The main reason that you'd be able to vote online is because you're a voter that falls under the Uniformed and Overseas Citizens Absentee Voting Act (UOCAVA). This law covers U.S. citizens who are serving members of the Uniformed Services — Army, Navy, Air Force, etc. — and the Merchant Marine. It also covers those serving the Public Health Service and the National Oceanic and Atmospheric Administration count, as well as all the eligible family members of U.S. citizens residing outside the United States with the aforementioned people.
Odds are, that's not you. So, you'll not be able to vote online. The one other exception in just a few jurisdictions is if you're a voter with disabilities. In King County, Washington, for example, you can mark your ballot online if you're blind or would otherwise have trouble filling out a ballot on your own confidentially (though you still need to submit it separately from the system). All of Utah allows email and fax submission of ballots for the disabled.
If you are covered under the UOCAVA, here's a complete list of the 50 states and DC compiled by the National Conference of State Legislatures that shows what options you have to return your ballot. Some allow email, others also fax. And there are still 19 states that do not allow your ballot to be transmitted electronically in any way — it's good old snail mail for you.
If you're a UOCAVA voter in West Virginia, this year there's a novelty. You can submit you ballot using a smartphone application. It's completely optional, but if you decide on this option, the state emails you a link to download the app. Then you verify it's you with a form of identification. Next, you can vote and submit the ballot using your fingerprint, Face ID, or however you unlock your smartphone. Finally, election officials electronically "open" your ballot on election night.
All that said, even if electronic submission is an option for you, you might want to reconsider.
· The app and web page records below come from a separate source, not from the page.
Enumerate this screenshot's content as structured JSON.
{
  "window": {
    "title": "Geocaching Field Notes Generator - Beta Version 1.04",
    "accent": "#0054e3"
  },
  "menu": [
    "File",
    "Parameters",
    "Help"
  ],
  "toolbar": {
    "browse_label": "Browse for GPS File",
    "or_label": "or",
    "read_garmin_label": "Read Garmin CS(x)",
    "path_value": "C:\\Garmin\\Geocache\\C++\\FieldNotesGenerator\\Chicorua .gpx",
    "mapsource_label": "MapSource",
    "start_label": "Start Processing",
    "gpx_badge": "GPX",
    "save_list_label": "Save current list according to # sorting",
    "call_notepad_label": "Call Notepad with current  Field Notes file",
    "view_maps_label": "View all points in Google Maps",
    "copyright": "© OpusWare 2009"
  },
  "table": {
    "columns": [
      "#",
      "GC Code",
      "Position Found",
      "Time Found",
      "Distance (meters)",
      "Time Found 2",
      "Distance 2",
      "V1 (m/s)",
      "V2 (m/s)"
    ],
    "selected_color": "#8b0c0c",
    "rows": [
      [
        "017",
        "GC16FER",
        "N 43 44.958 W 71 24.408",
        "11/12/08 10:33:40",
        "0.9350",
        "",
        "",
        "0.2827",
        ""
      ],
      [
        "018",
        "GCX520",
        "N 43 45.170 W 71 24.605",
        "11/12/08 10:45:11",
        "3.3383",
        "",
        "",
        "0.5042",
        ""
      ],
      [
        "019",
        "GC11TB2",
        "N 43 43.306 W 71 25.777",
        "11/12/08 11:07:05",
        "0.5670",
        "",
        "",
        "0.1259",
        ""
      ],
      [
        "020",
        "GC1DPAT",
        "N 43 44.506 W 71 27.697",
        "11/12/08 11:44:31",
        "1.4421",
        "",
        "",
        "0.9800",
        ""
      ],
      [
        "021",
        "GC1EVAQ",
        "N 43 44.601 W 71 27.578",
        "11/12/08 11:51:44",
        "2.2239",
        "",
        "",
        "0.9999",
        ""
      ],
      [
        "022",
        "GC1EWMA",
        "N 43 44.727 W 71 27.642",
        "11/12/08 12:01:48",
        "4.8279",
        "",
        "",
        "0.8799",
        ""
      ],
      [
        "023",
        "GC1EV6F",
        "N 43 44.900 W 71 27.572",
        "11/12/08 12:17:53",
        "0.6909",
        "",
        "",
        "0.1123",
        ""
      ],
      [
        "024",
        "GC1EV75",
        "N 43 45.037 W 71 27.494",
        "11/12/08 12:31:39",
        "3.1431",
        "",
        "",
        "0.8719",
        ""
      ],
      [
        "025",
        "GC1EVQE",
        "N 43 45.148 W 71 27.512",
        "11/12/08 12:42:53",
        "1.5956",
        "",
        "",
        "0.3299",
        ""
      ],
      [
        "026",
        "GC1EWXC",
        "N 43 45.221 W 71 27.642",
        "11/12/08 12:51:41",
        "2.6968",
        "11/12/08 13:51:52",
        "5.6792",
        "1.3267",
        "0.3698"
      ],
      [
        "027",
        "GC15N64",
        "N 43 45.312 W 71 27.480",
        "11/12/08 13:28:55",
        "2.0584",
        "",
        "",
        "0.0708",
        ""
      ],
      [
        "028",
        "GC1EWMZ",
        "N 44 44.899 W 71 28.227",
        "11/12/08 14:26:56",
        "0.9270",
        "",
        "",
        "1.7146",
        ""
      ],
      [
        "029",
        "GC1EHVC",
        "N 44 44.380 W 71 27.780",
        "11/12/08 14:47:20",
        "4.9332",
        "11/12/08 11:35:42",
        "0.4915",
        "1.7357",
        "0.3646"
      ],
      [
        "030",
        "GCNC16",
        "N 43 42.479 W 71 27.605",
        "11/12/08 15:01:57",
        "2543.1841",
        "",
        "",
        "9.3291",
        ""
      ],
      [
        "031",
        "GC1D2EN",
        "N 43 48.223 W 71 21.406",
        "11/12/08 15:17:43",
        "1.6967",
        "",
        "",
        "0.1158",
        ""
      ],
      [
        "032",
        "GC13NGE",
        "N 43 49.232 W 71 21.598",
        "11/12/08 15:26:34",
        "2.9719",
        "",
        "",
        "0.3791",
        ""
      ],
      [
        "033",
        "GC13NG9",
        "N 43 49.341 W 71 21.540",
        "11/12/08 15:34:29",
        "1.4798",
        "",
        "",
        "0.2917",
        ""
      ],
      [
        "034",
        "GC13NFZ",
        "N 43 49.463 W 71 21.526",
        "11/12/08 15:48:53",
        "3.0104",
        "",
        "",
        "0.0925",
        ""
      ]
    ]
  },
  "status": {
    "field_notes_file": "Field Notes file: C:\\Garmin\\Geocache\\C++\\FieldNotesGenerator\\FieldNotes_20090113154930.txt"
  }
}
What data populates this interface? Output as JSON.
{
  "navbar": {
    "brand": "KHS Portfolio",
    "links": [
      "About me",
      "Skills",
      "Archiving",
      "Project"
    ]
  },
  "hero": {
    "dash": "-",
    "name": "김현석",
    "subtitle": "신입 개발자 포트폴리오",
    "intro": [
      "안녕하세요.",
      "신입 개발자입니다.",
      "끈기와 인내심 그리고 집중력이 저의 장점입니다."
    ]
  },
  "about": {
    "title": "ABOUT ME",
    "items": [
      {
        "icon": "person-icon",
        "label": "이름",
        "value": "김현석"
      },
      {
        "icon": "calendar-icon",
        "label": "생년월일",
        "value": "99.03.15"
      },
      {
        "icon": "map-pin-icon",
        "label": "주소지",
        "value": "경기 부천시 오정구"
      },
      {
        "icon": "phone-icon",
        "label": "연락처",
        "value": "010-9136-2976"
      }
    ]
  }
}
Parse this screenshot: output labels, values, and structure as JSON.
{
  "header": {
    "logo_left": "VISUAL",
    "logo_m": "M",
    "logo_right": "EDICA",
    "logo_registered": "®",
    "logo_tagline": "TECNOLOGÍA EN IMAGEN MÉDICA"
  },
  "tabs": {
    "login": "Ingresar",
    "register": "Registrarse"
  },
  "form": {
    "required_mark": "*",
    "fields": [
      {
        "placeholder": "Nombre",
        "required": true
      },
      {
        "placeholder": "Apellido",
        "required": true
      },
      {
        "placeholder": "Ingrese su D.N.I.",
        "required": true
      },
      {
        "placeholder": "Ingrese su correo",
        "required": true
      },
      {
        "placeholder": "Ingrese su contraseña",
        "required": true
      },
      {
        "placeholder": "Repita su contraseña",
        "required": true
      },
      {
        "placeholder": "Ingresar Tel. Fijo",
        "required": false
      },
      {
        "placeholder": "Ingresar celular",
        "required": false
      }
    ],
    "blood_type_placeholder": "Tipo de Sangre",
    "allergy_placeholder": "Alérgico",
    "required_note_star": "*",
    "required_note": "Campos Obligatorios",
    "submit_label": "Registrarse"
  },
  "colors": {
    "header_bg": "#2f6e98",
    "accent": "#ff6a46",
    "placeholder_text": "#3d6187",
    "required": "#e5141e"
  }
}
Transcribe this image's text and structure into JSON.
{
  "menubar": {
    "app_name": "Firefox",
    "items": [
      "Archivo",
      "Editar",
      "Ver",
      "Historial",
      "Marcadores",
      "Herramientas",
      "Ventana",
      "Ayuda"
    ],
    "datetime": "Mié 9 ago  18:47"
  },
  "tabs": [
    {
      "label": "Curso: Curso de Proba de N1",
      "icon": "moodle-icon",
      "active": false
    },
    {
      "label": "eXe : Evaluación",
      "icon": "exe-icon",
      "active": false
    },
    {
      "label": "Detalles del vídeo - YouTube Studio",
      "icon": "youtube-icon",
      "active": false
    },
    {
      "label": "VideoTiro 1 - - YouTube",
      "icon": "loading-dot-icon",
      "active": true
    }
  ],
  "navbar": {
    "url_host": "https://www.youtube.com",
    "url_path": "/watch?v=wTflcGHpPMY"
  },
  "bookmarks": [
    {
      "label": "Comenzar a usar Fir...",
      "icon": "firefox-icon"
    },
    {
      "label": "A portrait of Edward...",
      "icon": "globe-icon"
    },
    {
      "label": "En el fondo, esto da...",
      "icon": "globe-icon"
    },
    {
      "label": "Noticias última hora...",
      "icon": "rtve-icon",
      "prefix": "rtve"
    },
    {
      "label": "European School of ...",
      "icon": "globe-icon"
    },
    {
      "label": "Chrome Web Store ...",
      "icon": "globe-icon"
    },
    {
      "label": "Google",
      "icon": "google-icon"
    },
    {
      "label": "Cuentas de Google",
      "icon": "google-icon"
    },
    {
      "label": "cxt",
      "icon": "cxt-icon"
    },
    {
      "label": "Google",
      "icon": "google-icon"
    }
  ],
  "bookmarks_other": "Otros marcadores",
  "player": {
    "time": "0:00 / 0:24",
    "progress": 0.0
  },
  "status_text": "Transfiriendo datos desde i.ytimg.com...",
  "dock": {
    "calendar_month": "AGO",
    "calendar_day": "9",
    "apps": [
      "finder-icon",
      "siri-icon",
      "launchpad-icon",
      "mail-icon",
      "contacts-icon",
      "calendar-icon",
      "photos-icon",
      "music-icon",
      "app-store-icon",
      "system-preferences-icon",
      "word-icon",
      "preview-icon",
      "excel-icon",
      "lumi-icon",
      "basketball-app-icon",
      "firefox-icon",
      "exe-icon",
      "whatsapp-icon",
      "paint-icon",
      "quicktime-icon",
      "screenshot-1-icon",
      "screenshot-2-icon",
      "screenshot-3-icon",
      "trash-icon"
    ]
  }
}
Experts have said that online submission is vulnerable to hacks that could change your vote or erase it all together.
A September report by the National Academies of Sciences, Engineering, and Medicine suggested that online voting is not the way to go for U.S. elections in the immediate future — even if it would encourage a higher turnout. "Currently, no known technology can guarantee the secrecy, security, and verifiability of a marked ballot transmitted over the Internet," a summary of the report reads.
But don't fear for the voting lines because in many states you still have other options, particularly early voting. To check that option, all you need to do is go to Vote.org's special tool. You fill in your address and out pops the address of an early voting center — if they exist in your precinct.
So regardless of your online options, vote in person or by mail if you can — and early is always an option.